OTs work with people of all ages to participate in daily living activities or live better with injury, illness, or disability. This is accomplished through the completion of a holistic evaluation of the patient to determine what is impacting their ability to complete everyday activities such as dressing, grooming, cooking, cleaning, working, and participation in leisure activities. This holistic view of patients allows OTs to determine if the patient has a physical, psychological, emotional, or social issue that is contributing to their inability to fully participate in daily life. The holistic focus on the patient often allows OTs to identify issues that other professions may overlook.

Occupational therapists utilize science driven, evidence-based techniques to get patients back to everyday living at their highest level. OTs within IHS take a public health approach throughout the treatment process and provide education on disease management, health promotion, injury prevention, and mental wellness. They may teach a patient how to use equipment to make dressing easier or modify activities to decrease strain on certain areas of the body to decrease pain. They may also instruct patients on how to adjust their environment to make activities easier, change sleep positions or nighttime routines, or adjust their work station to decrease body strain for decreasing pain or improving function. Some IHS facilities have both outpatient and inpatient occupational therapy services. Inpatient OTs work with hospitalized patients who have difficulty completing dressing, bathing, transfers, and self-feeding, and train patients in the safe use of adaptive equipment use as needed.

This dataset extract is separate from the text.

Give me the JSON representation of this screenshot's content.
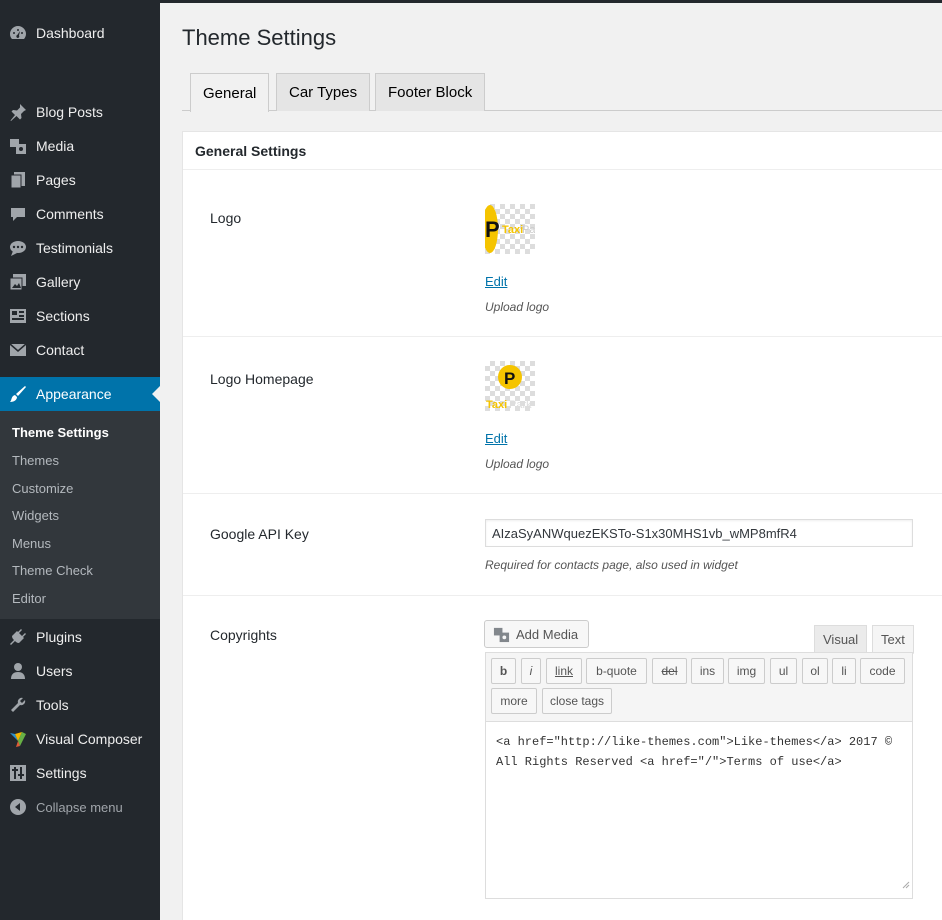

Occupational therapists are also known as the upper extremity experts as they receive specialized training in how to treat injuries of the upper extremity. OTs frequently fabricate custom orthosis which aligns the angle between the bones and muscles for patients to provide relief. They also treat patients with upper extremity injuries, both conservatively and post-operatively. Approximately 85% of all certified hand therapists are OTs with several CHTs being employed by IHS and many more working towards certification. In order to become a CHT, the therapist must have at least three years of experience treating the upper extremity, 4,000 hours of patient care, and pass a very difficult comprehensive exam.

In order to become licensed to provide care, an occupational therapist must go through extensive training and education. Occupational therapists that work within the IHS system have to be very knowledgeable with strong treatment skills and the ability to provide a diverse array of treatments to a variety of ages. Occupational therapy is a profession that is very unique in providing holistic care to get our patients across Indian Country back to everyday living. If you see an occupational therapist, thank them today!

Lt. Cmdr. Jennifer Manning, Director of Rehabilitation Services, Northern Navajo Medical Center, IHS Navajo Area

Lt. Cmdr. Jennifer Manning, director of Rehabilitation Services at the Northern Navajo Medical Center in Shiprock, New Mexico, is an occupational therapist, certified hand therapist, and a certified manual trigger point therapist. She was raised on the White Earth Indian Reservation and is a direct descendant of the Pillager Band of Chippewa Indians. In 2021, the NNMC rehabilitation department was recognized for "outstanding group performance" for collaborating with other departments within the hospital to ensure quality patient care.